> **YOUR INSTRUCTIONS**
Where the records hold the string "selected", show the whole line it sits on.

> **Page and application data records**
···

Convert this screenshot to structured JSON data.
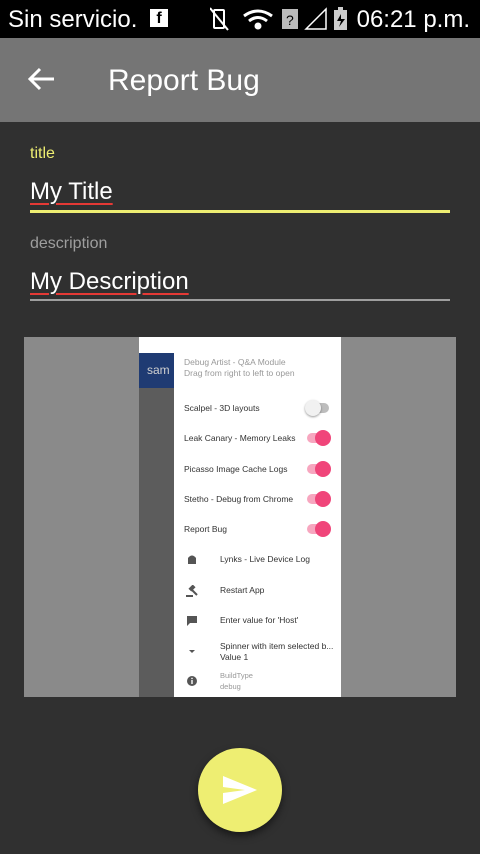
{
  "status": {
    "carrier": "Sin servicio.",
    "time": "06:21 p.m."
  },
  "appbar": {
    "title": "Report Bug"
  },
  "form": {
    "title_label": "title",
    "title_value": "My Title",
    "description_label": "description",
    "description_value": "My Description"
  },
  "screenshot": {
    "side_text": "sam",
    "drawer_header": "Debug Artist - Q&A Module",
    "drawer_subheader": "Drag from right to left to open",
    "items": [
      {
        "label": "Scalpel - 3D layouts",
        "on": false
      },
      {
        "label": "Leak Canary - Memory Leaks",
        "on": true
      },
      {
        "label": "Picasso Image Cache Logs",
        "on": true
      },
      {
        "label": "Stetho - Debug from Chrome",
        "on": true
      },
      {
        "label": "Report Bug",
        "on": true
      }
    ],
    "actions": [
      {
        "label": "Lynks - Live Device Log",
        "icon": "android-icon"
      },
      {
        "label": "Restart App",
        "icon": "gavel-icon"
      },
      {
        "label": "Enter value for 'Host'",
        "icon": "comment-icon"
      },
      {
        "label": "Spinner with item selected b...",
        "sub": "Value 1",
        "icon": "dropdown-icon"
      },
      {
        "label": "BuildType",
        "sub": "debug",
        "icon": "info-icon"
      }
    ]
  },
  "colors": {
    "accent": "#EEEE72",
    "pink": "#F0457A",
    "appbar": "#757575",
    "background": "#303030"
  }
}
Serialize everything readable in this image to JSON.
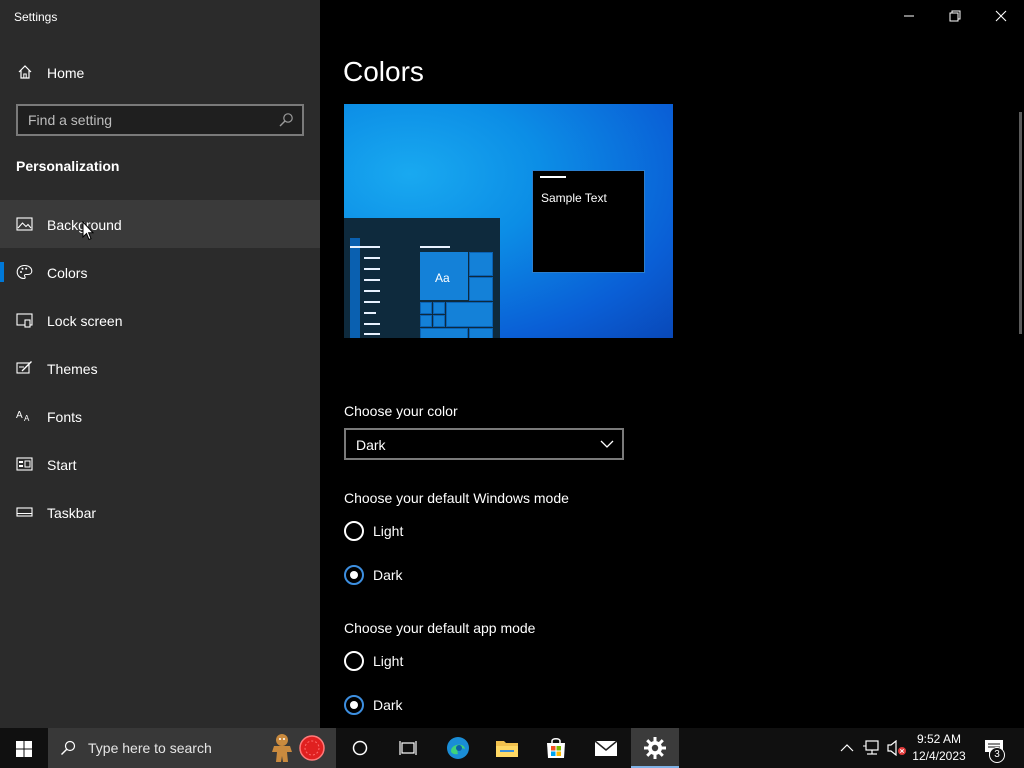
{
  "window": {
    "title": "Settings"
  },
  "sidebar": {
    "home_label": "Home",
    "search_placeholder": "Find a setting",
    "section_title": "Personalization",
    "items": [
      {
        "label": "Background",
        "icon": "picture-icon"
      },
      {
        "label": "Colors",
        "icon": "palette-icon"
      },
      {
        "label": "Lock screen",
        "icon": "lock-screen-icon"
      },
      {
        "label": "Themes",
        "icon": "themes-icon"
      },
      {
        "label": "Fonts",
        "icon": "fonts-icon"
      },
      {
        "label": "Start",
        "icon": "start-icon"
      },
      {
        "label": "Taskbar",
        "icon": "taskbar-icon"
      }
    ],
    "selected": "Colors",
    "hovered": "Background"
  },
  "main": {
    "title": "Colors",
    "preview": {
      "sample_text": "Sample Text",
      "tile_label": "Aa"
    },
    "choose_color": {
      "label": "Choose your color",
      "value": "Dark"
    },
    "windows_mode": {
      "label": "Choose your default Windows mode",
      "options": [
        "Light",
        "Dark"
      ],
      "selected": "Dark"
    },
    "app_mode": {
      "label": "Choose your default app mode",
      "options": [
        "Light",
        "Dark"
      ],
      "selected": "Dark"
    }
  },
  "taskbar": {
    "search_placeholder": "Type here to search",
    "time": "9:52 AM",
    "date": "12/4/2023",
    "notification_count": "3"
  },
  "colors": {
    "accent": "#0078d7",
    "sidebar_bg": "#2b2b2b",
    "main_bg": "#000000"
  }
}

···

> **ANSWER AREA**
        "label": "Spinner with item selected b...",
    "selected": "Colors",
      "selected": "Dark"
      "selected": "Dark"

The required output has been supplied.